[Component data from apps and pages]
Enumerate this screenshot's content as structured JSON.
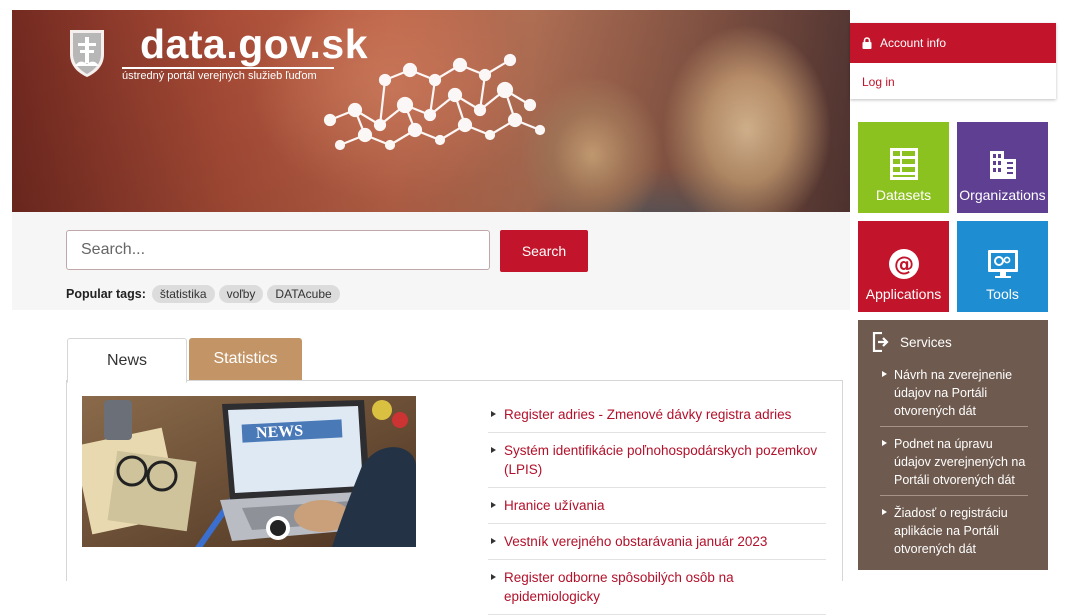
{
  "brand": {
    "title": "data.gov.sk",
    "subtitle": "ústredný portál verejných služieb ľuďom"
  },
  "search": {
    "placeholder": "Search...",
    "button_label": "Search",
    "popular_label": "Popular tags:",
    "tags": [
      "štatistika",
      "voľby",
      "DATAcube"
    ]
  },
  "account": {
    "header_label": "Account info",
    "login_label": "Log in"
  },
  "tiles": [
    {
      "label": "Datasets",
      "color": "#8cc220"
    },
    {
      "label": "Organizations",
      "color": "#5e3f92"
    },
    {
      "label": "Applications",
      "color": "#c2142a"
    },
    {
      "label": "Tools",
      "color": "#1e8dd1"
    }
  ],
  "services": {
    "title": "Services",
    "items": [
      "Návrh na zverejnenie údajov na Portáli otvorených dát",
      "Podnet na úpravu údajov zverejnených na Portáli otvorených dát",
      "Žiadosť o registráciu aplikácie na Portáli otvorených dát"
    ]
  },
  "tabs": {
    "news": "News",
    "statistics": "Statistics"
  },
  "news_image_caption": "NEWS",
  "news": [
    "Register adries - Zmenové dávky registra adries",
    "Systém identifikácie poľnohospodárskych pozemkov (LPIS)",
    "Hranice užívania",
    "Vestník verejného obstarávania január 2023",
    "Register odborne spôsobilých osôb na epidemiologicky"
  ],
  "colors": {
    "accent": "#c2142a",
    "stats_tab": "#c39566",
    "services_bg": "#6e5a4e"
  }
}
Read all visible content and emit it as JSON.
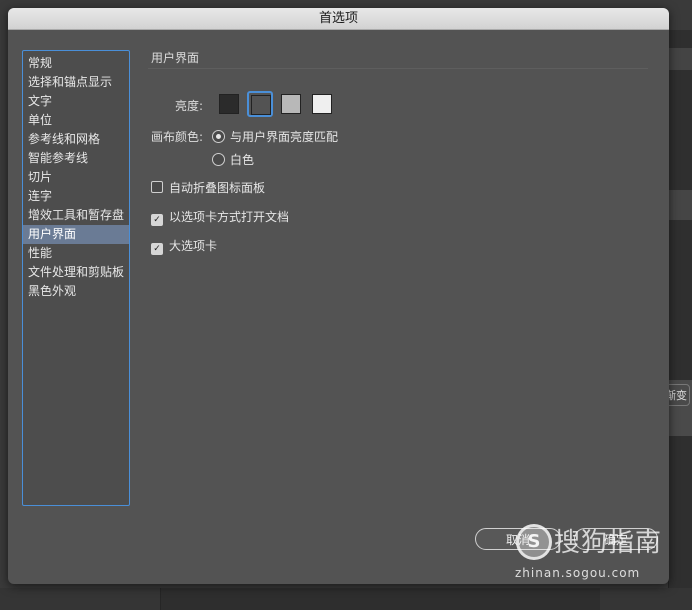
{
  "dialog": {
    "title": "首选项"
  },
  "sidebar": {
    "items": [
      {
        "label": "常规",
        "selected": false
      },
      {
        "label": "选择和锚点显示",
        "selected": false
      },
      {
        "label": "文字",
        "selected": false
      },
      {
        "label": "单位",
        "selected": false
      },
      {
        "label": "参考线和网格",
        "selected": false
      },
      {
        "label": "智能参考线",
        "selected": false
      },
      {
        "label": "切片",
        "selected": false
      },
      {
        "label": "连字",
        "selected": false
      },
      {
        "label": "增效工具和暂存盘",
        "selected": false
      },
      {
        "label": "用户界面",
        "selected": true
      },
      {
        "label": "性能",
        "selected": false
      },
      {
        "label": "文件处理和剪贴板",
        "selected": false
      },
      {
        "label": "黑色外观",
        "selected": false
      }
    ]
  },
  "main": {
    "section_title": "用户界面",
    "brightness": {
      "label": "亮度:",
      "swatches": [
        {
          "color": "#2b2b2b",
          "selected": false
        },
        {
          "color": "#535353",
          "selected": true
        },
        {
          "color": "#b8b8b8",
          "selected": false
        },
        {
          "color": "#efefef",
          "selected": false
        }
      ]
    },
    "canvas_color": {
      "label": "画布颜色:",
      "options": [
        {
          "label": "与用户界面亮度匹配",
          "checked": true
        },
        {
          "label": "白色",
          "checked": false
        }
      ]
    },
    "checkboxes": [
      {
        "label": "自动折叠图标面板",
        "checked": false
      },
      {
        "label": "以选项卡方式打开文档",
        "checked": true
      },
      {
        "label": "大选项卡",
        "checked": true
      }
    ]
  },
  "buttons": {
    "cancel": "取消",
    "ok": "确定"
  },
  "background": {
    "partial_button_label": "渐变"
  },
  "watermark": {
    "brand": "搜狗指南",
    "url": "zhinan.sogou.com",
    "logo_letter": "S"
  }
}
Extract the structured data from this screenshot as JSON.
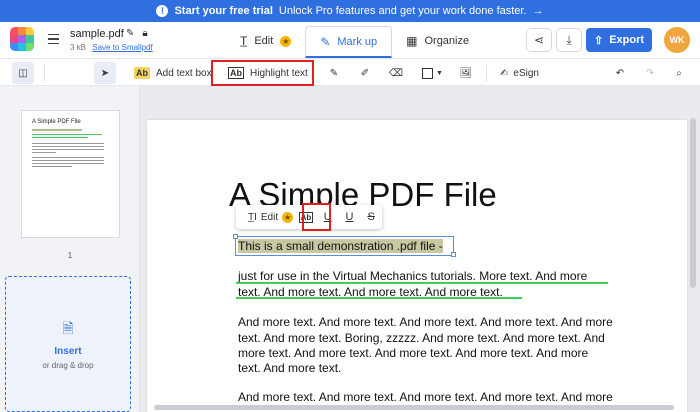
{
  "banner": {
    "bold": "Start your free trial",
    "text": "Unlock Pro features and get your work done faster.",
    "arrow": "→"
  },
  "header": {
    "filename": "sample.pdf",
    "filesize": "3 kB",
    "save_link": "Save to Smallpdf",
    "tabs": [
      {
        "label": "Edit",
        "icon": "text-edit-icon"
      },
      {
        "label": "Mark up",
        "icon": "pen-icon"
      },
      {
        "label": "Organize",
        "icon": "grid-icon"
      }
    ],
    "export_label": "Export",
    "avatar": "WK"
  },
  "toolbar": {
    "add_text_box": "Add text box",
    "add_text_badge": "Ab",
    "highlight_text": "Highlight text",
    "esign": "eSign"
  },
  "sidebar": {
    "page_number": "1",
    "insert_label": "Insert",
    "insert_sub": "or drag & drop",
    "thumb_title": "A Simple PDF File"
  },
  "document": {
    "title": "A Simple PDF File",
    "line1": "This is a small demonstration .pdf file -",
    "line2": "just for use in the Virtual Mechanics tutorials. More text. And more",
    "line3": "text. And more text. And more text. And more text.",
    "line4": "And more text. And more text. And more text. And more text. And more",
    "line5": "text. And more text. Boring, zzzzz. And more text. And more text. And",
    "line6": "more text. And more text. And more text. And more text. And more",
    "line7": "text. And more text.",
    "line8": "And more text. And more text. And more text. And more text. And more"
  },
  "floating_toolbar": {
    "edit_label": "Edit",
    "highlight_glyph": "Ab",
    "underline1": "U",
    "underline2": "U",
    "strike": "S"
  },
  "colors": {
    "accent": "#2f6fe0",
    "highlight": "#c7c7a2",
    "underline": "#3fcf5a",
    "callout": "#e02020",
    "pro_star": "#f4b400"
  }
}
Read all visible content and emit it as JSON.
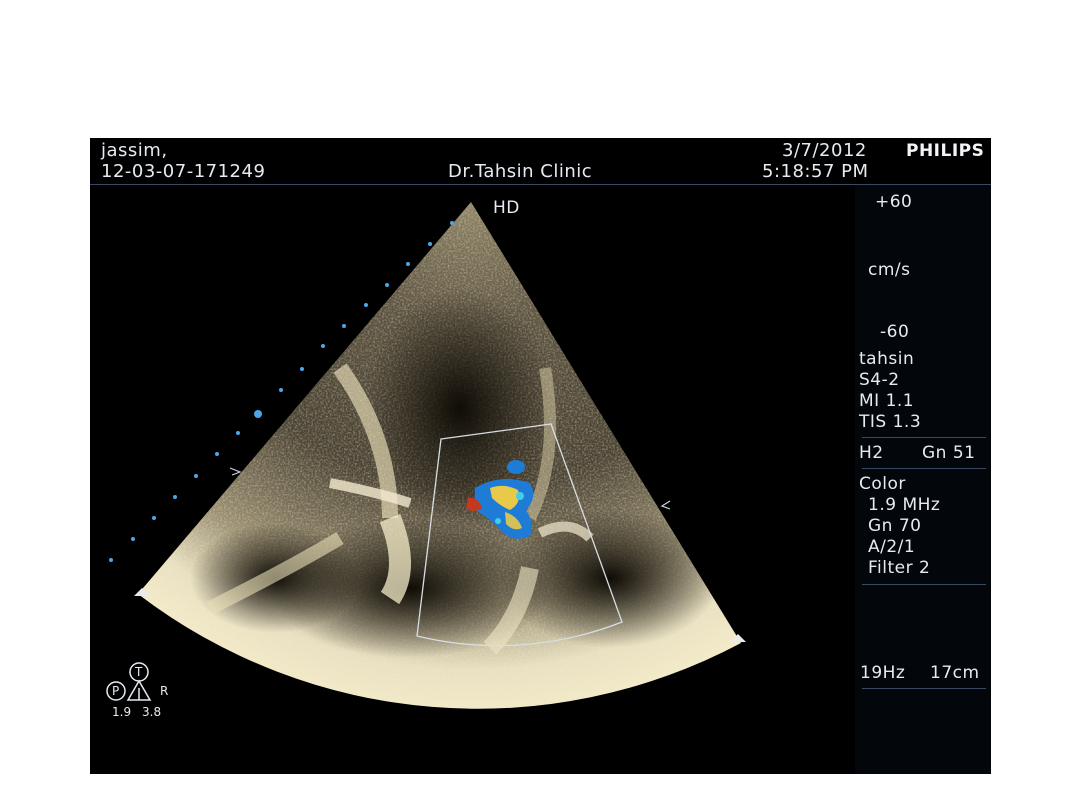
{
  "header": {
    "patient_name": "jassim,",
    "patient_id": "12-03-07-171249",
    "clinic": "Dr.Tahsin Clinic",
    "date": "3/7/2012",
    "time": "5:18:57 PM",
    "brand": "PHILIPS"
  },
  "image": {
    "mode_label": "HD"
  },
  "color_scale": {
    "max_label": "+60",
    "unit_label": "cm/s",
    "min_label": "-60"
  },
  "settings": {
    "preset": "tahsin",
    "probe": "S4-2",
    "mi": "MI 1.1",
    "tis": "TIS 1.3",
    "harmonic": "H2",
    "gain": "Gn 51",
    "color_title": "Color",
    "color_freq": "1.9 MHz",
    "color_gain": "Gn 70",
    "color_params": "A/2/1",
    "color_filter": "Filter 2",
    "frame_rate": "19Hz",
    "depth": "17cm"
  },
  "orientation": {
    "p_label": "P",
    "t_label": "T",
    "r_label": "R",
    "left_value": "1.9",
    "right_value": "3.8"
  },
  "colors": {
    "screen_bg": "#000000",
    "text": "#e6ebf2",
    "tissue": "#f4ecc8",
    "doppler_blue": "#1e7bd6",
    "doppler_red": "#c2391f",
    "marker_dots": "#4aa8e8"
  }
}
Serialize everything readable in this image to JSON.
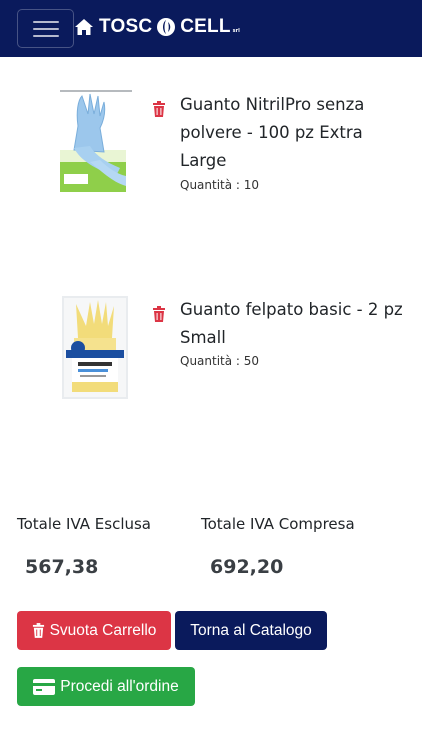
{
  "header": {
    "brand_name": "TOSC",
    "brand_name_2": "CELL",
    "brand_suffix": "srl",
    "home_icon": "home-icon",
    "menu_icon": "hamburger-icon",
    "brand_color": "#0a1a5c"
  },
  "cart": {
    "items": [
      {
        "name": "Guanto NitrilPro senza polvere - 100 pz Extra Large",
        "quantity_label": "Quantità : 10",
        "remove_icon": "trash-icon"
      },
      {
        "name": "Guanto felpato basic - 2 pz Small",
        "quantity_label": "Quantità : 50",
        "remove_icon": "trash-icon"
      }
    ]
  },
  "totals": {
    "excl_label": "Totale IVA Esclusa",
    "excl_value": "567,38",
    "incl_label": "Totale IVA Compresa",
    "incl_value": "692,20"
  },
  "actions": {
    "empty_cart_label": "Svuota Carrello",
    "back_to_catalog_label": "Torna al Catalogo",
    "checkout_label": "Procedi all'ordine"
  },
  "colors": {
    "danger": "#dc3545",
    "primary": "#0a1a5c",
    "success": "#28a745"
  }
}
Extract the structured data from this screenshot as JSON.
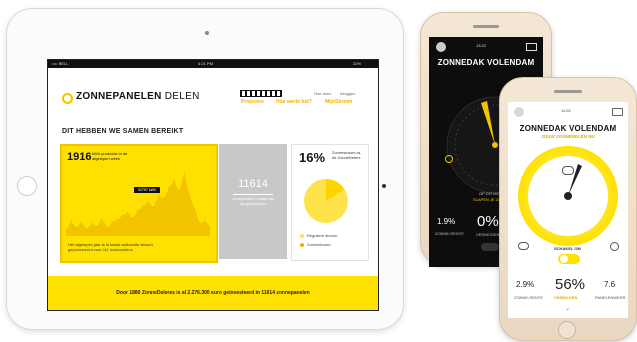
{
  "ipad": {
    "status": {
      "carrier": "•••• BELL",
      "time": "4:21 PM",
      "battery": "22%"
    },
    "brand": {
      "bold": "ZONNEPANELEN",
      "light": "DELEN"
    },
    "nav": {
      "top_items": [
        "Hoe doen",
        "Inloggen"
      ],
      "items": [
        "Projecten",
        "Hoe werkt het?",
        "MijnStroom"
      ]
    },
    "section_title": "DIT HEBBEN WE SAMEN BEREIKT",
    "production_card": {
      "value": "1916",
      "label": "kWh productie in de afgelopen week",
      "tooltip": "92757 kWh",
      "footer": "Het afgelopen jaar is in totaal voldoende stroom geproduceerd voor 111 huishoudens"
    },
    "panels_card": {
      "value": "11614",
      "label": "zonnepanelen in totaal van ons geïnvesteerd"
    },
    "share_card": {
      "value": "16%",
      "label": "Zonnestroom ta. de ZonneDelers",
      "legend": [
        "Reguliere stroom",
        "Zonnestroom"
      ]
    },
    "banner": "Door 1880 ZonneDeleres is al 2.276.300 euro geïnvesteerd in 11614 zonnepanelen"
  },
  "phone_back": {
    "time": "13:22",
    "title": "ZONNEDAK VOLENDAM",
    "gauge_note_1": "OP DIT MOMENT",
    "gauge_note_2": "SLAPEN JE ZONNEPANE",
    "rate_value": "1.9%",
    "rate_label": "ZONNE-RENTE",
    "power_value": "0%",
    "power_label": "VERMOGEN"
  },
  "phone_front": {
    "time": "11:02",
    "title": "ZONNEDAK VOLENDAM",
    "subtitle": "JOUW ZONNEDELEN NU",
    "toggle_label": "SCHAKEL OM",
    "rate_value": "2.9%",
    "rate_label": "ZONNE-RENTE",
    "power_value": "56%",
    "power_label": "VERMOGEN",
    "panels_value": "7.6",
    "panels_label": "PANELENWEER"
  },
  "colors": {
    "accent": "#ffe100",
    "accent_dark": "#f2b000",
    "dark": "#111111"
  },
  "chart_data": {
    "type": "area",
    "title": "",
    "xlabel": "",
    "ylabel": "",
    "x": [
      1,
      2,
      3,
      4,
      5,
      6,
      7,
      8,
      9,
      10,
      11,
      12,
      13,
      14,
      15,
      16,
      17,
      18,
      19,
      20,
      21,
      22,
      23,
      24,
      25,
      26,
      27,
      28,
      29
    ],
    "values": [
      8,
      22,
      12,
      20,
      10,
      18,
      14,
      26,
      12,
      20,
      24,
      30,
      34,
      26,
      38,
      44,
      50,
      42,
      60,
      55,
      70,
      82,
      66,
      92,
      60,
      40,
      18,
      22,
      14
    ],
    "ylim": [
      0,
      100
    ],
    "grid": false,
    "legend": "none"
  }
}
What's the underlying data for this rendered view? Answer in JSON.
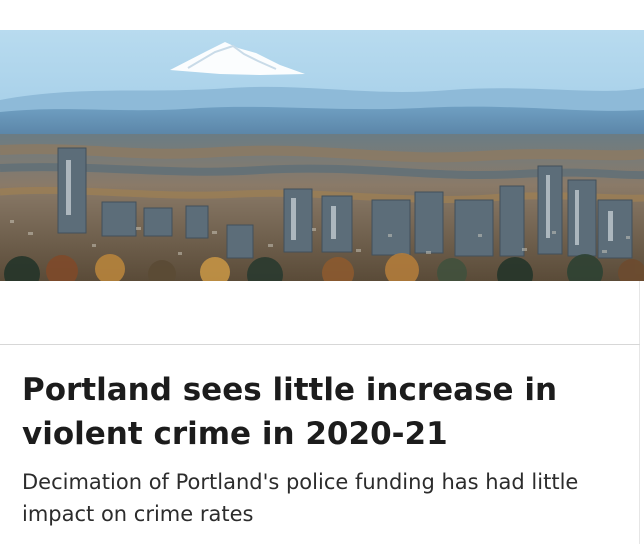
{
  "article": {
    "image": {
      "alt": "",
      "palette": {
        "sky_top": "#b8dbef",
        "sky_bottom": "#7fb3d6",
        "mountain": "#ffffff",
        "ridge": "#5d8fb4",
        "city": "#6f7e8a",
        "foliage": "#b77a3f"
      }
    },
    "headline": "Portland sees little increase in violent crime in 2020-21",
    "dek": "Decimation of Portland's police funding has had little impact on crime rates"
  }
}
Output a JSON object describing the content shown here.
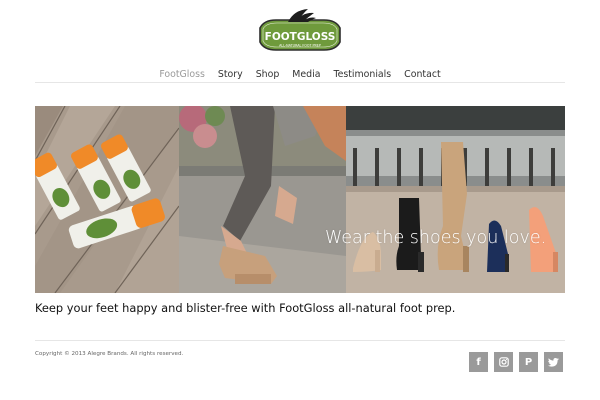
{
  "logo": {
    "brand": "FOOTGLOSS",
    "subtitle": "ALL-NATURAL FOOT PREP",
    "colors": {
      "badge": "#6f9a3c",
      "border": "#2e2e2e",
      "leaf": "#1e1e1e"
    }
  },
  "nav": {
    "items": [
      {
        "label": "FootGloss",
        "active": true
      },
      {
        "label": "Story",
        "active": false
      },
      {
        "label": "Shop",
        "active": false
      },
      {
        "label": "Media",
        "active": false
      },
      {
        "label": "Testimonials",
        "active": false
      },
      {
        "label": "Contact",
        "active": false
      }
    ]
  },
  "hero": {
    "caption": "Wear the shoes you love.",
    "panels": [
      "footgloss-sticks-on-deck",
      "woman-adjusting-wedge-sandal",
      "row-of-shoes-on-pavement"
    ]
  },
  "main": {
    "tagline": "Keep your feet happy and blister-free with FootGloss all-natural foot prep."
  },
  "footer": {
    "copyright": "Copyright © 2013 Alegre Brands. All rights reserved.",
    "social": [
      {
        "icon": "facebook-icon",
        "glyph": "f"
      },
      {
        "icon": "instagram-icon",
        "glyph": ""
      },
      {
        "icon": "pinterest-icon",
        "glyph": "P"
      },
      {
        "icon": "twitter-icon",
        "glyph": ""
      }
    ],
    "social_color": "#9a9a9a"
  }
}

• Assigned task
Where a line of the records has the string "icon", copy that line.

• Solution to this exercise
        "icon": "text-edit-icon"
        "icon": "pen-icon"
        "icon": "grid-icon"
    "home_icon": "home-icon",
    "menu_icon": "hamburger-icon",
        "remove_icon": "trash-icon"
        "remove_icon": "trash-icon"
        "icon": "facebook-icon",
        "icon": "instagram-icon",
        "icon": "pinterest-icon",
        "icon": "twitter-icon",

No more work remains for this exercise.